Because of the high risk and cost associated with blood transfusions, a multidisciplinary team at University of California San Diego Health questioned whether each unit of red blood cells patients received was medically necessary. They used decision support in Epic to notify providers when a patient didn’t meet criteria for blood transfusion and suggest ordering fewer units for patients who did need blood. Their efforts decreased transfusions by more than 47% and achieved an estimated savings of more than $1 million dollars per year.
To make it easier to order fewer units of red blood cells, the system suggests providers order just one unit to start. If a patient’s hemoglobin values exceed the criteria and the patient isn’t high-risk, clinicians are notified the patient might not meet guidelines for a blood transfusion.

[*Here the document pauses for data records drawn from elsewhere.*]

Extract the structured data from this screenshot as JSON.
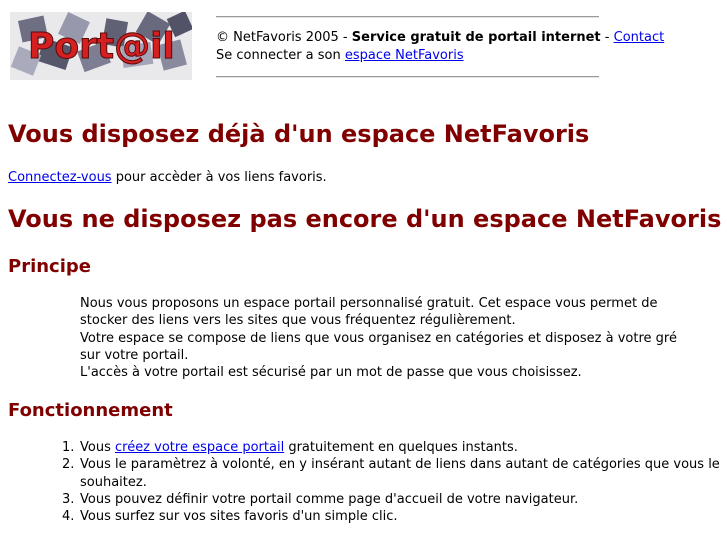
{
  "header": {
    "logo_text": "Port@il",
    "copyright": "© NetFavoris 2005 - ",
    "service": "Service gratuit de portail internet",
    "sep": " - ",
    "contact_link": "Contact",
    "connect_prefix": "Se connecter a son ",
    "connect_link": "espace NetFavoris"
  },
  "section_existing": {
    "title": "Vous disposez déjà d'un espace NetFavoris",
    "login_link": "Connectez-vous",
    "login_suffix": " pour accèder à vos liens favoris."
  },
  "section_new": {
    "title": "Vous ne disposez pas encore d'un espace NetFavoris"
  },
  "principle": {
    "title": "Principe",
    "lines": [
      "Nous vous proposons un espace portail personnalisé gratuit. Cet espace vous permet de stocker des liens vers les sites que vous fréquentez régulièrement.",
      "Votre espace se compose de liens que vous organisez en catégories et disposez à votre gré sur votre portail.",
      "L'accès à votre portail est sécurisé par un mot de passe que vous choisissez."
    ]
  },
  "functioning": {
    "title": "Fonctionnement",
    "steps": [
      {
        "num": "1.",
        "prefix": "Vous ",
        "link": "créez votre espace portail",
        "suffix": " gratuitement en quelques instants."
      },
      {
        "num": "2.",
        "text": "Vous le paramètrez à volonté, en y insérant autant de liens dans autant de catégories que vous le souhaitez."
      },
      {
        "num": "3.",
        "text": "Vous pouvez définir votre portail comme page d'accueil de votre navigateur."
      },
      {
        "num": "4.",
        "text": "Vous surfez sur vos sites favoris d'un simple clic."
      }
    ]
  }
}
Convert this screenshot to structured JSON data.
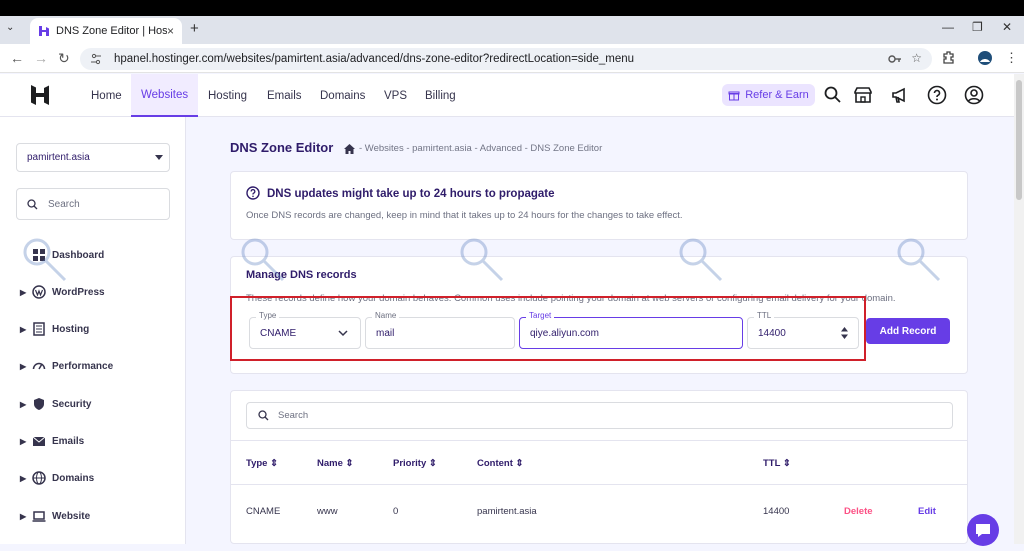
{
  "browser": {
    "tab_title": "DNS Zone Editor | Hostinger",
    "tab_close": "×",
    "new_tab": "+",
    "tab_menu": "⌄",
    "url": "hpanel.hostinger.com/websites/pamirtent.asia/advanced/dns-zone-editor?redirectLocation=side_menu",
    "win_min": "—",
    "win_max": "❐",
    "win_close": "✕",
    "back": "←",
    "forward": "→",
    "reload": "↻"
  },
  "header": {
    "menu": [
      "Home",
      "Websites",
      "Hosting",
      "Emails",
      "Domains",
      "VPS",
      "Billing"
    ],
    "active_index": 1,
    "refer_label": "Refer & Earn"
  },
  "sidebar": {
    "domain_select": "pamirtent.asia",
    "search_placeholder": "Search",
    "items": [
      "Dashboard",
      "WordPress",
      "Hosting",
      "Performance",
      "Security",
      "Emails",
      "Domains",
      "Website"
    ]
  },
  "page": {
    "title": "DNS Zone Editor",
    "breadcrumb": "- Websites - pamirtent.asia - Advanced - DNS Zone Editor"
  },
  "notice": {
    "title": "DNS updates might take up to 24 hours to propagate",
    "text": "Once DNS records are changed, keep in mind that it takes up to 24 hours for the changes to take effect."
  },
  "manage": {
    "title": "Manage DNS records",
    "description": "These records define how your domain behaves. Common uses include pointing your domain at web servers or configuring email delivery for your domain.",
    "type_label": "Type",
    "type_value": "CNAME",
    "name_label": "Name",
    "name_value": "mail",
    "target_label": "Target",
    "target_value": "qiye.aliyun.com",
    "ttl_label": "TTL",
    "ttl_value": "14400",
    "add_button": "Add Record"
  },
  "table": {
    "search_placeholder": "Search",
    "columns": [
      "Type",
      "Name",
      "Priority",
      "Content",
      "TTL"
    ],
    "rows": [
      {
        "type": "CNAME",
        "name": "www",
        "priority": "0",
        "content": "pamirtent.asia",
        "ttl": "14400",
        "delete": "Delete",
        "edit": "Edit"
      }
    ]
  },
  "colors": {
    "accent": "#673de6",
    "danger": "#fc5185",
    "highlight": "#d0202a"
  }
}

Clinicians can review the guidelines in the notification and remove the order or enter an indication for continuing with the order.
“As far as quality improvement projects go, this one was relatively easy to implement,” says Dr. Ian Jenkins, chair of the Patient Safety Committee at UCSD. “There are well-defined best practices, relatively simple order set design, straightforward education, and data was easy to collect [in Epic].”
Read more in the Patient Safety Monitor Journal.